Relative to the expanses of land and sea, the great majority of species are absent from most places and restricted in occurrence to rather few. The fundamental importance of determining what limits their geographic ranges has long been recognized in many research fields, including ecology, evolution, epidemiology and physiology. However, for no single species do we yet have a comprehensive understanding. The need to resolve this situation has become yet more pressing given that the knowledge bears on some of the most significant environmental challenges presently facing humankind (e.g. biological invasions, habitat loss, climate change, emerging diseases, food security).
One reason for the failure to provide a comprehensive answer to the question of what limits the geographic ranges of species has been the rather poor integration of different strands of research. While answers have been proffered at different levels of biological organization (e.g. genes, populations, communities) and from different perspectives (e.g. genetics, physiology, population dynamics, forestry, fisheries), these have tended to take place in relative isolation, and the associated literatures have tended to remain surprisingly distinct (Gaston 2003
). Likewise, something of a disjunction has persisted between the literature addressing the theory of range limits and empirical studies of those limits. The latter have lagged substantially behind developments in the former, and continue essentially to constitute a large set of case studies conducted in a heterogeneous fashion and with only limited synthesis.
A number of frameworks have been suggested to integrate the wide variety of perspectives on range limits. These variously distinguish between, for example, constraints posed by abiotic and biotic factors; intrinsic and extrinsic factors; ultimate (historical) and proximate (functional) factors; unmodifiable environmental factors, modifiable environmental factors and natural enemies; and physiological/ecological adaptation and extinction/colonization (e.g. Caughley et al. 1988
; Brown & Lomolino 1998
; Hochberg & Ives 1999
). These have undoubtedly helped to crystallize thinking on key topics in range limitation. However, there are two recurrent problems with such schemes. First, while often very explicitly recognizing that this is not the case, they tend nonetheless to encourage a view of the different possible factors that may limit ranges as mutually exclusive alternatives. Second, and in a related vein, they can sometimes be seen to confound the differentiation of different kinds of constraints on ranges with the differentiation of different levels of explanation of those constraints. For example, although genetic, physiological and population dynamic constraints are often distinguished, the first may shape the second, and the first two are played out through their effects on the third.

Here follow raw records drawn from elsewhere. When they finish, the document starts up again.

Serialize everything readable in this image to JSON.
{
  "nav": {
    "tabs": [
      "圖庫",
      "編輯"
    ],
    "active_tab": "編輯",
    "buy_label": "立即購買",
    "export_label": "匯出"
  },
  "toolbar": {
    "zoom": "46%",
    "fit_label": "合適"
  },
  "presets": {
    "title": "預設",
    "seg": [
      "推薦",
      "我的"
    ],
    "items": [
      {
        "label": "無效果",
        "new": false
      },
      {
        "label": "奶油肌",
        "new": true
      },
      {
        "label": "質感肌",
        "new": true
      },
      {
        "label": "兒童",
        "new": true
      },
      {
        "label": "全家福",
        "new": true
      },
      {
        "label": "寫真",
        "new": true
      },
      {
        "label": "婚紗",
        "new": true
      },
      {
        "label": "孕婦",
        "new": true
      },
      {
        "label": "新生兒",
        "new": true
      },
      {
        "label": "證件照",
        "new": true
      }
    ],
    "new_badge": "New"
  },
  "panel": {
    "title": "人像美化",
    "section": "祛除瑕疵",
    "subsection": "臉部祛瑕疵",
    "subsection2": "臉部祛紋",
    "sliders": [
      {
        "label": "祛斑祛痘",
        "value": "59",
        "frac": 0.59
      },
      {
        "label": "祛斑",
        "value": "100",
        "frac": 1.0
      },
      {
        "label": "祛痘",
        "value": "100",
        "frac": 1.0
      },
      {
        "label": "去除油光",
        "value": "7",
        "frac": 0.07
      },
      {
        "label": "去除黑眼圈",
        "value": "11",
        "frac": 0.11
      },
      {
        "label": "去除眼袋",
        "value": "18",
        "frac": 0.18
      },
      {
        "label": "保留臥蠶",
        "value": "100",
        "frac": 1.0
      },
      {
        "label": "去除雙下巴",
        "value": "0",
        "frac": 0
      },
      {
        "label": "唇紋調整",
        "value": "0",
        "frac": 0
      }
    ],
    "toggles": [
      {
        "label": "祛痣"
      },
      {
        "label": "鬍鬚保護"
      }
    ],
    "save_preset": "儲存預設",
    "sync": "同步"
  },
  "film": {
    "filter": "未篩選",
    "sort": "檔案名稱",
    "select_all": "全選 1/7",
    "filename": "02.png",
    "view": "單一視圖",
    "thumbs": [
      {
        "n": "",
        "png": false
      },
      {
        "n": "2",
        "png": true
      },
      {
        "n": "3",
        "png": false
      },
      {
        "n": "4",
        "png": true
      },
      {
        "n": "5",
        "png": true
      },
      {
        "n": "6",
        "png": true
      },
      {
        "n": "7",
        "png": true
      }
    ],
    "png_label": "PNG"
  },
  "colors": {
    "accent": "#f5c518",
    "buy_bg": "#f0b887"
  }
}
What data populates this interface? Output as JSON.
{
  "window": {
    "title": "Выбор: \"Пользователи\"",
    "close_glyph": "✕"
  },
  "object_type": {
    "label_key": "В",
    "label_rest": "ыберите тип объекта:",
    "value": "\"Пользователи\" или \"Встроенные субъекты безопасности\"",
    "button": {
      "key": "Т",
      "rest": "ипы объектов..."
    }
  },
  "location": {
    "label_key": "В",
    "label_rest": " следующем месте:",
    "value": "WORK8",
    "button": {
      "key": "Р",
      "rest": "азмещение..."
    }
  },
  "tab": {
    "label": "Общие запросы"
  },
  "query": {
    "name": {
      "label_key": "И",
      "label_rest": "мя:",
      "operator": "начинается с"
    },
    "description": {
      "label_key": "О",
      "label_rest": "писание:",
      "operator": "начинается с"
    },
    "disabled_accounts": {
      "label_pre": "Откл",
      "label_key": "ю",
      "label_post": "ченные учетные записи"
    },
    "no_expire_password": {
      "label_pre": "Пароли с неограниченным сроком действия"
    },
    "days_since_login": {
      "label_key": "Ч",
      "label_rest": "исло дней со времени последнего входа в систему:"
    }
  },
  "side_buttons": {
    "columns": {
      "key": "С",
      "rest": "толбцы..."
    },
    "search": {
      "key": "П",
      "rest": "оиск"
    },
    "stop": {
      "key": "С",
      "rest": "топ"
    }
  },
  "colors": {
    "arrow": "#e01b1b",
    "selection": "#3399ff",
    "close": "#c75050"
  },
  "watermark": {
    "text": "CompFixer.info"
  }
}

Here, I provide a broad overview of the determinants of range limits, attempting to draw together much of the disparate material. While far from entirely resolving previous problems, in so doing I take a different approach to both integrating the various perspectives on range limits and drawing together theoretical insights and empirical findings. Rather than focus on attempting to distinguish between different kinds of factors that may limit geographic ranges, I consider, in turn, how influences on the different terms of the simple single-population equation Nt+1
can determine range limits, where N
is population size; t
is time; i
is the number of immigrants; b
is the number of births; d
is the number of deaths; and e
is the number of emigrants. Throughout, I attempt to extract some broad generalizations, acknowledging that the factors determining the limits to geographic ranges can vary between species, between different parts of the range of any given species and between different times (Porter et al. 2002
; Gaston 2003
; Morin et al. 2007